Each area is a fixed size, meaning the space used is what it is, regardless of whether or not there are actually any files there. This differs from folders in that a folder takes up only the space of its contents, plus a little overhead.
Partitions are generally treated like disks — in fact, the “C:” drive on my system is simply one partition among the others. The others don’t have drive letters attached, but they’re still treated as independent disks.
Deleting a partition
Deleting a partition is very similar to deleting a folder: all of its contents are deleted as well. Just like deleting a file, the contents can sometimes be recovered using recovery or forensic tools, but when you delete a partition, you’ll delete everything inside it.
That’s why the answer to your question is “no” — you can’t just delete a partition and keep its data.
You need to take additional steps.
Back up and restore
One way to retain the data in a partition prior to deleting it is to back it up.
Backing up — either by making an image of the partition or copying all the files it contains elsewhere — ensures that no data is lost when the partition is deleted. You can then restore the files — again, either from the image or by copying the files from wherever they were kept — to wherever you want them to live after the partition has been deleted.
Honestly, before you go playing with partitions on a hard disk, I recommend taking an image backup of the entire disk anyway.

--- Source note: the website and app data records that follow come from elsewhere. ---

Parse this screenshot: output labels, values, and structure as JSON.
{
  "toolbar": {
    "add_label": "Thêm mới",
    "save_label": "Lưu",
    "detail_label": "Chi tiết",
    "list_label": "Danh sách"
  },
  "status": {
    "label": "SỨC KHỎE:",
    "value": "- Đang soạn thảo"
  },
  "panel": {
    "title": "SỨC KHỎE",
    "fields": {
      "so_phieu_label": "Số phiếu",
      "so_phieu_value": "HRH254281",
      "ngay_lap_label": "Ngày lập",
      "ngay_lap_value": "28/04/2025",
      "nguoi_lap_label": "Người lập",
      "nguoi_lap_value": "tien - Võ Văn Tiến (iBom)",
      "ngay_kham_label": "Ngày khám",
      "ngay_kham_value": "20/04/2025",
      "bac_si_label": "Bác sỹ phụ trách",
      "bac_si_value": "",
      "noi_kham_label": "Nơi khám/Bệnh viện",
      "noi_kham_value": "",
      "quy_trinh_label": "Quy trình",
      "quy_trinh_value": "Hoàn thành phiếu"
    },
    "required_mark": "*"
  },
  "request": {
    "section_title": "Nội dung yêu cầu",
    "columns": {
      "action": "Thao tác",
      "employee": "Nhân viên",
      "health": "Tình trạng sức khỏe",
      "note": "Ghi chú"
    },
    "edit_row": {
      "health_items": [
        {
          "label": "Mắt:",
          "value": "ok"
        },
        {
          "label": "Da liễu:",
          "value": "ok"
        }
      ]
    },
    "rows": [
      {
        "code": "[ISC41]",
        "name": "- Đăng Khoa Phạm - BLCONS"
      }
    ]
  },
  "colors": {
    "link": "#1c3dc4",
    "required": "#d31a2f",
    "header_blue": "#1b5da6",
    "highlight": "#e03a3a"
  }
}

As a side benefit, you can recover/restore the files for this partition from that.
Growing an adjacent partition
Typically, when people ask this question they’re in a situation like this:
- One partition has a lot of files and is quite full — usually the C: drive.
- Another partition on the same drive has some files, but is not full. Often this is the D: drive.
- The person asking wants to get rid of D: and allocate all its space to C: without losing any of its files.
The process then turns out to be fairly direct.
- Back up the entire hard disk for safety.
- Copy the files from D: to C: if there’s room.
- If there’s no room, copy the files from D: to an external hard drive or some other location.
- Delete the D: partition.
- Extend the C: partition into the space freed up by deleting D:.
- Copy the files back, this time to the newly expanded C: partition.
Deleting and extending partitions can often be done with Windows own built-in disk management tool. If not (perhaps you’re running an older version of Windows, or the partitions are laid out in a sequence that the Windows tool can’t cope with) there are third-party tools that can do the job.
Save the data!
The bottom line here is simple: deleting a partition deletes everything within it, but that’s easily handled by making a copy of the data elsewhere first. Then you can restore that data whenever, wherever, and however you like.